=== DIRECTIONS ===
Each line that includes the word "description" should be copied from the records.

--- INFORMATION Enclosed Below ---

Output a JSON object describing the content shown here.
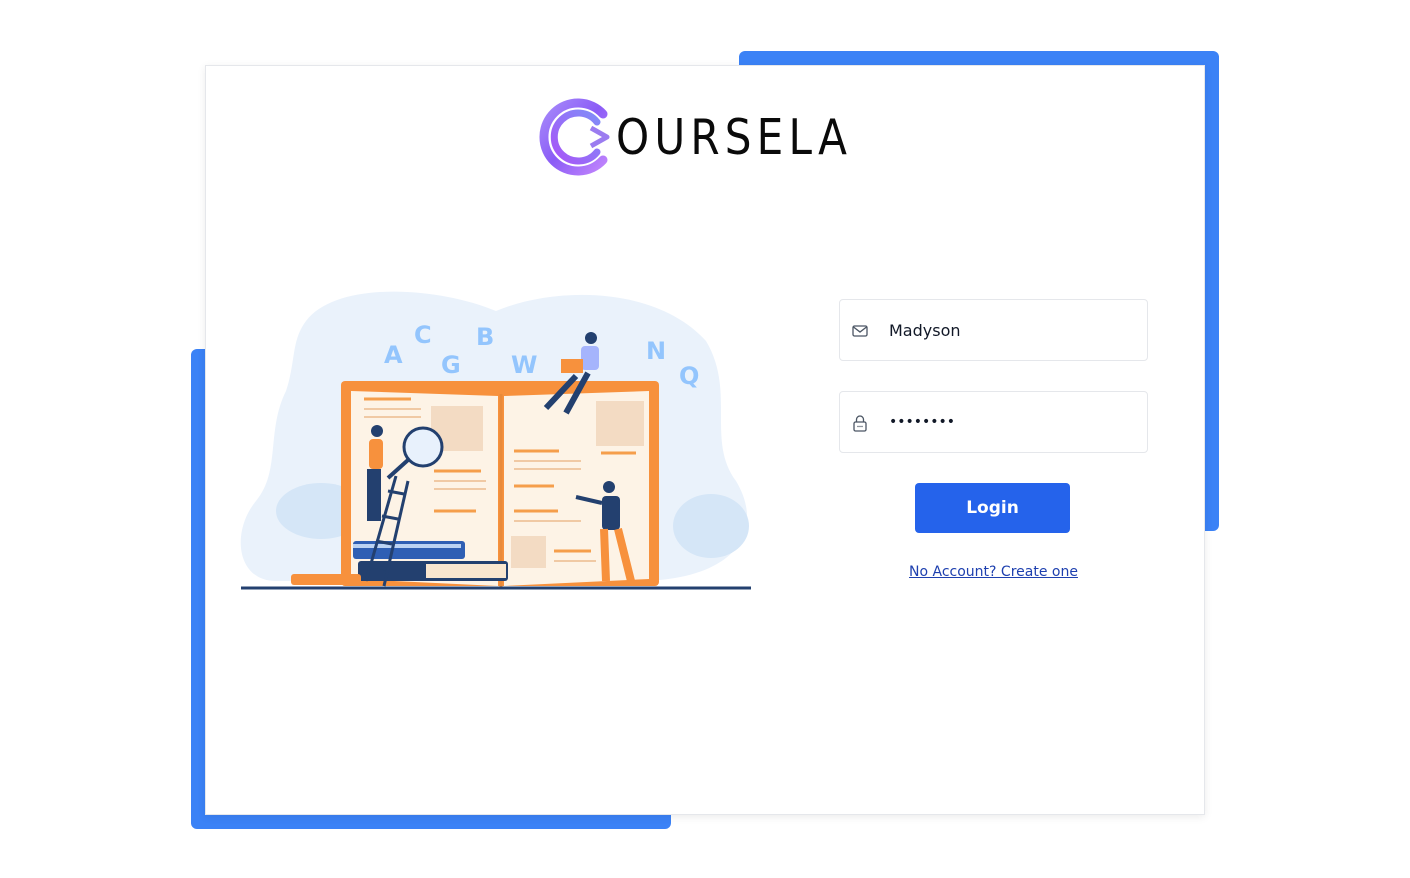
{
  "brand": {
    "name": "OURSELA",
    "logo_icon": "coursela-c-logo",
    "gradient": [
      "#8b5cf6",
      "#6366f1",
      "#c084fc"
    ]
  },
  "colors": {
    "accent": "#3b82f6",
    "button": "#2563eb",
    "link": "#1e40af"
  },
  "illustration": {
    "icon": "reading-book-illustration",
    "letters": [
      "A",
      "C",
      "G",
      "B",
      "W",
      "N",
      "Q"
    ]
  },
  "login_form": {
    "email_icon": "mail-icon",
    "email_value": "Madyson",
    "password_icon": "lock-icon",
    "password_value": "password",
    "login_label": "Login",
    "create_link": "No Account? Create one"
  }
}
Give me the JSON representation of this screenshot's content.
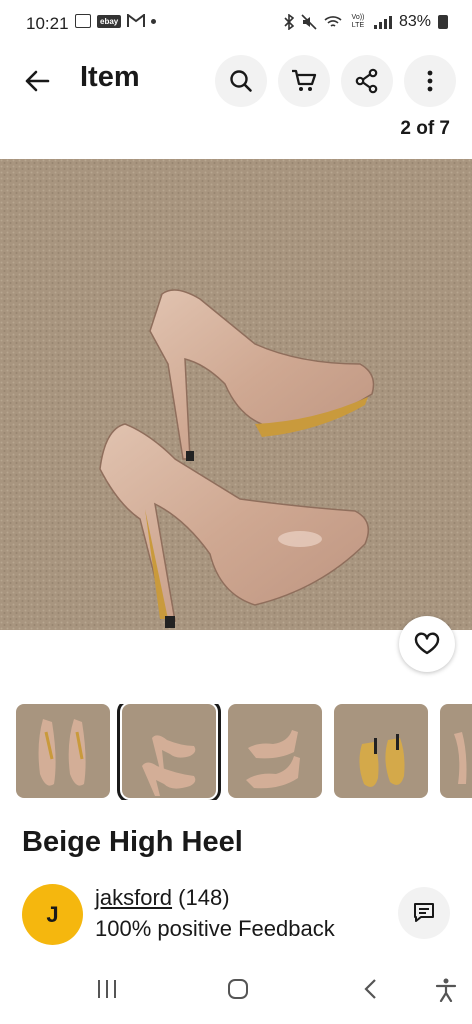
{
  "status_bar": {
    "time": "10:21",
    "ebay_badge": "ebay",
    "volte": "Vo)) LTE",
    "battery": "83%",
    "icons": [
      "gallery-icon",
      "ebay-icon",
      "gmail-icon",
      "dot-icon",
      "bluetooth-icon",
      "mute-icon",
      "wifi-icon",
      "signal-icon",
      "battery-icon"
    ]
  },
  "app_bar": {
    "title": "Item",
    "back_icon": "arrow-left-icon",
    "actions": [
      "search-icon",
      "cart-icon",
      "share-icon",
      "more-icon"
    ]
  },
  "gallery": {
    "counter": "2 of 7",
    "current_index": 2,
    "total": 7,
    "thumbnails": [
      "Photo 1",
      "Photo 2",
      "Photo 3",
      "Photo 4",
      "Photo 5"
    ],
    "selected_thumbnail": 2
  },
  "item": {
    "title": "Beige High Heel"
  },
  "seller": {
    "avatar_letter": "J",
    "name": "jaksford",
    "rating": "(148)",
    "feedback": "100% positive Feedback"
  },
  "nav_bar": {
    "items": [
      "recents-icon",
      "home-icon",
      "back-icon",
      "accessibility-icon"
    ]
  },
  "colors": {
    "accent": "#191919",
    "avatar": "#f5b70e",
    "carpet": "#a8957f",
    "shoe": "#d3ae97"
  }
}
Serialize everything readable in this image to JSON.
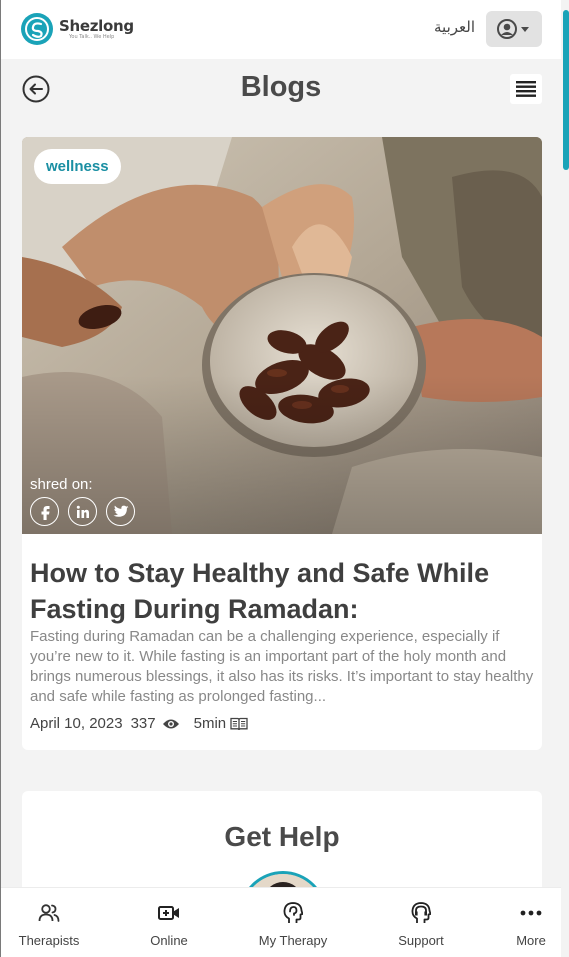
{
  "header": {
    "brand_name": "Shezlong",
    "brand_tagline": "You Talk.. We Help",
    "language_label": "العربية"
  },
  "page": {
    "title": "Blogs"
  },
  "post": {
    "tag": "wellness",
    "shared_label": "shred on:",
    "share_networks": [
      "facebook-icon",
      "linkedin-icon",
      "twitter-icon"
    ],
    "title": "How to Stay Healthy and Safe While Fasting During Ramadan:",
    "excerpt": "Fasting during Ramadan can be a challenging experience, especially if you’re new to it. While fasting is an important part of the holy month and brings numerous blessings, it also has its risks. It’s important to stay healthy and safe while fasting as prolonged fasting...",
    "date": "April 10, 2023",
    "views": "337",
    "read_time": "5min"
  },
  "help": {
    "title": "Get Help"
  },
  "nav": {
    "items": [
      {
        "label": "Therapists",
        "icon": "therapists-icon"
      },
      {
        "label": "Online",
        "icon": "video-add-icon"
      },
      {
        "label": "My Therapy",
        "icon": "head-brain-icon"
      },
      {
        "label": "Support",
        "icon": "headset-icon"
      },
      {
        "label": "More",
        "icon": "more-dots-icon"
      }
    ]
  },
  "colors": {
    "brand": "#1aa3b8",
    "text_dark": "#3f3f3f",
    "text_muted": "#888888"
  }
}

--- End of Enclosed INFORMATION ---
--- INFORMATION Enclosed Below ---

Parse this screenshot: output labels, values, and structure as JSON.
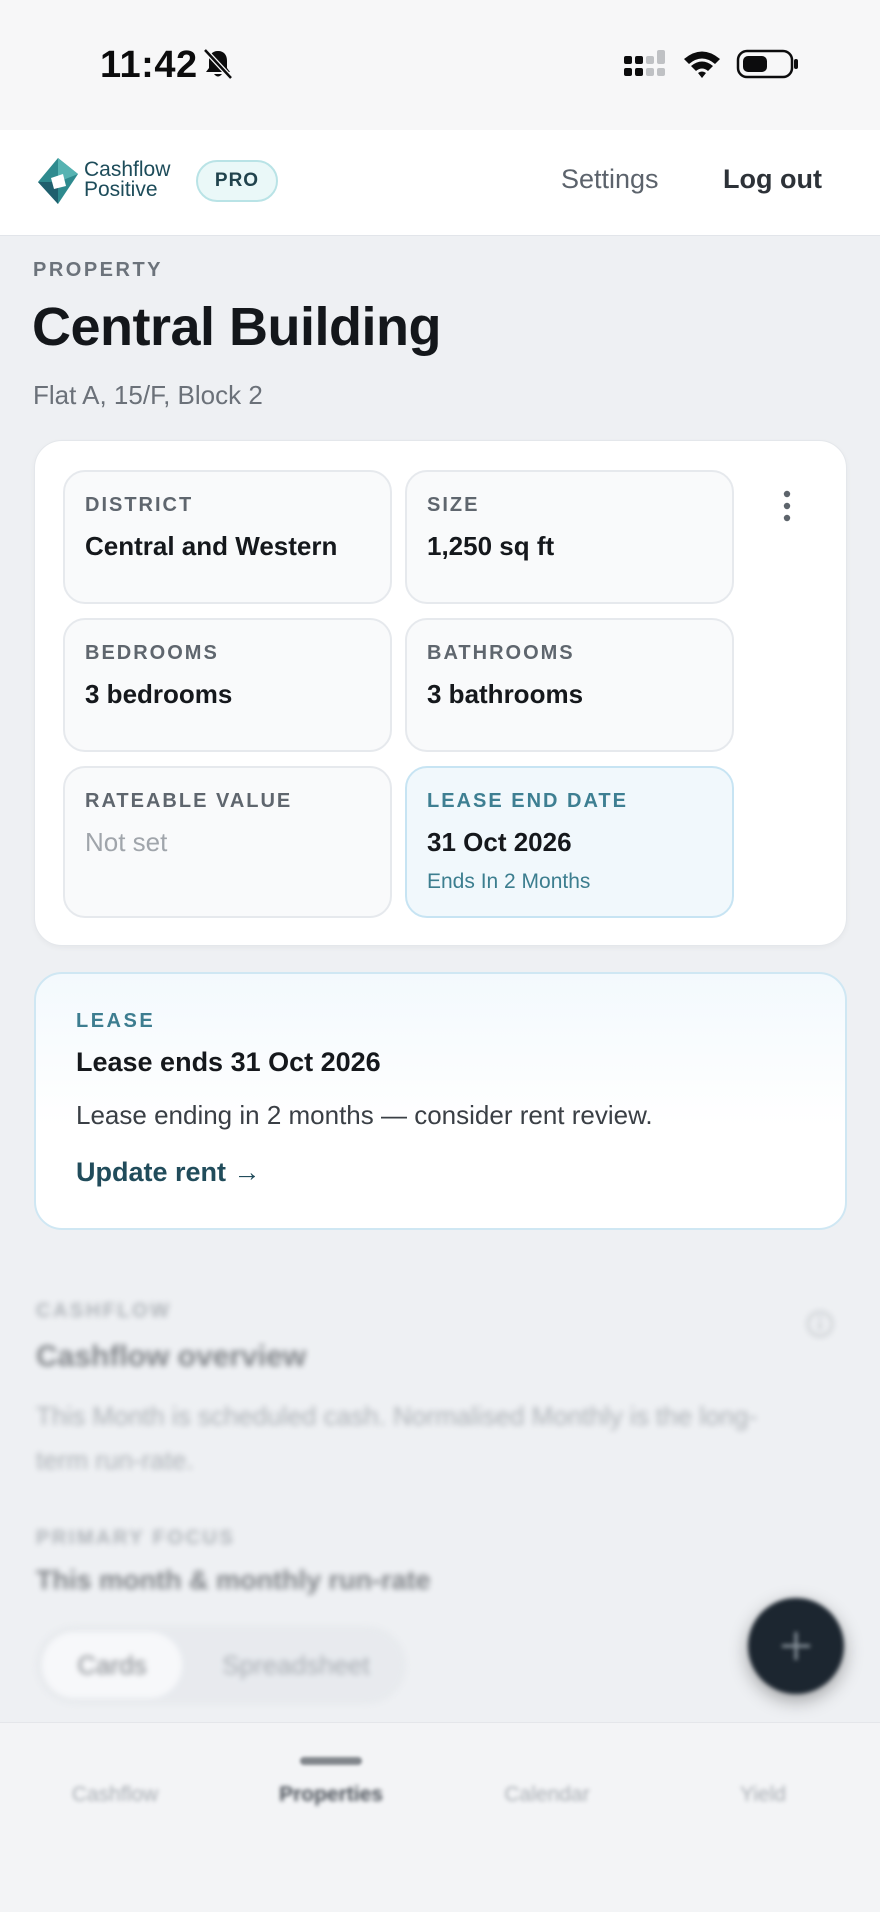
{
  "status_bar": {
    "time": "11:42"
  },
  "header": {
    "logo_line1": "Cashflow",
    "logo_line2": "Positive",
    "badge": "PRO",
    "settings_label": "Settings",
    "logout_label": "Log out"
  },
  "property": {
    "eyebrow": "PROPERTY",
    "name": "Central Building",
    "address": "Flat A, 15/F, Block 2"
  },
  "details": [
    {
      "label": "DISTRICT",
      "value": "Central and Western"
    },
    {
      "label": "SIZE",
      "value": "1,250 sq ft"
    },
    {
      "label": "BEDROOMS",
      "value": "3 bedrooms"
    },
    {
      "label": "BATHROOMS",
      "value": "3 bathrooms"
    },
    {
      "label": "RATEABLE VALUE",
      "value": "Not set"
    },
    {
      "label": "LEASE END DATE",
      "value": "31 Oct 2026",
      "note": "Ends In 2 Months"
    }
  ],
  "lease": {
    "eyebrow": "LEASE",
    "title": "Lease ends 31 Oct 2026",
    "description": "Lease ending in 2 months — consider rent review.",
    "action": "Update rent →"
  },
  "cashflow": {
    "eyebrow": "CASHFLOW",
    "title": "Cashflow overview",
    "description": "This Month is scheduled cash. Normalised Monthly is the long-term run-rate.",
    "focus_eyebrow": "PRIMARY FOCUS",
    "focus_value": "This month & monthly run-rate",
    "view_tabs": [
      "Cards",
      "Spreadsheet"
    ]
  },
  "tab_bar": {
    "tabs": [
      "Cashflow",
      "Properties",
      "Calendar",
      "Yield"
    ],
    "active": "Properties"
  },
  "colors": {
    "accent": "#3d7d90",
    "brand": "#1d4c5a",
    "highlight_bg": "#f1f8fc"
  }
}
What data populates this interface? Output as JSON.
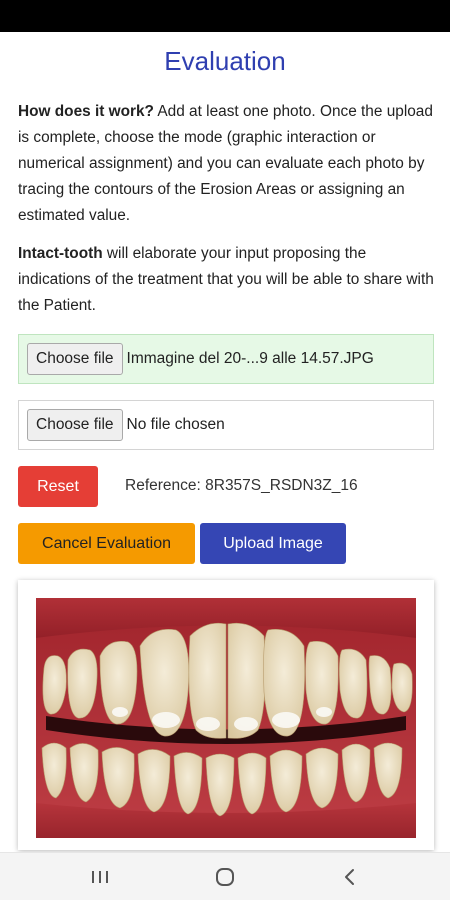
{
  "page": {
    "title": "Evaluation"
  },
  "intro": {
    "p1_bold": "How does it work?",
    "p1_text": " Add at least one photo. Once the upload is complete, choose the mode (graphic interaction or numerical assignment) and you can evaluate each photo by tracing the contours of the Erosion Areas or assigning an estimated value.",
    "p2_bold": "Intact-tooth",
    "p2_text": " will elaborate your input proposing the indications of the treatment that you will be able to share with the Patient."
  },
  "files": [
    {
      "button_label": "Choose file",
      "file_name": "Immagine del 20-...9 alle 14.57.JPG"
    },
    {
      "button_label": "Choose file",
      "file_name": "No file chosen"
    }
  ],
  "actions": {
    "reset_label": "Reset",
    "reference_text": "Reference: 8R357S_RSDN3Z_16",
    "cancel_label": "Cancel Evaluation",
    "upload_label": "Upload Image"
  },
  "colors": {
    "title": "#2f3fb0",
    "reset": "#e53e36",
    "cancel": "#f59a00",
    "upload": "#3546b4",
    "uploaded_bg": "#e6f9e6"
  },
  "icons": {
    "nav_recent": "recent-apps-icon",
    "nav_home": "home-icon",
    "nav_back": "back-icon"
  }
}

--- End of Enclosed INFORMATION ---
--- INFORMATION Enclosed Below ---

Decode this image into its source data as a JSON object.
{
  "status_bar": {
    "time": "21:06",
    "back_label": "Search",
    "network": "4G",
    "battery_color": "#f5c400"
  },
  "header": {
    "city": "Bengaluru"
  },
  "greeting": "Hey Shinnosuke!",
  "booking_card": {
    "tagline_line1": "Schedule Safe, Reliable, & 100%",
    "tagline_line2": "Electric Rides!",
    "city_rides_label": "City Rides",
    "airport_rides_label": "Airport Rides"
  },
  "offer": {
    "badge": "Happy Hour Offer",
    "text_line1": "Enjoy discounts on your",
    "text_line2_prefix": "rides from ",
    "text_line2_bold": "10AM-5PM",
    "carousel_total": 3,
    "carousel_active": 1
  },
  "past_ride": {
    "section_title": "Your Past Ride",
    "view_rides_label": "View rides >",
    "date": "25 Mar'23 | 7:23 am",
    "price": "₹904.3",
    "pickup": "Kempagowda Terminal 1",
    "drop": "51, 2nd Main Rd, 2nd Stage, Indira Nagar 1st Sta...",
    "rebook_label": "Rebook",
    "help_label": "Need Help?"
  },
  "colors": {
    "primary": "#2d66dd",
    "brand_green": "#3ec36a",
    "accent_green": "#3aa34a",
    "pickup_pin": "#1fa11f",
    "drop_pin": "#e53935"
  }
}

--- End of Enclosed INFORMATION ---

=== RESULT OF THE EXERCISE ===
    "description": "Lease ending in 2 months — consider rent review.",
    "description": "This Month is scheduled cash. Normalised Monthly is the long-term run-rate.",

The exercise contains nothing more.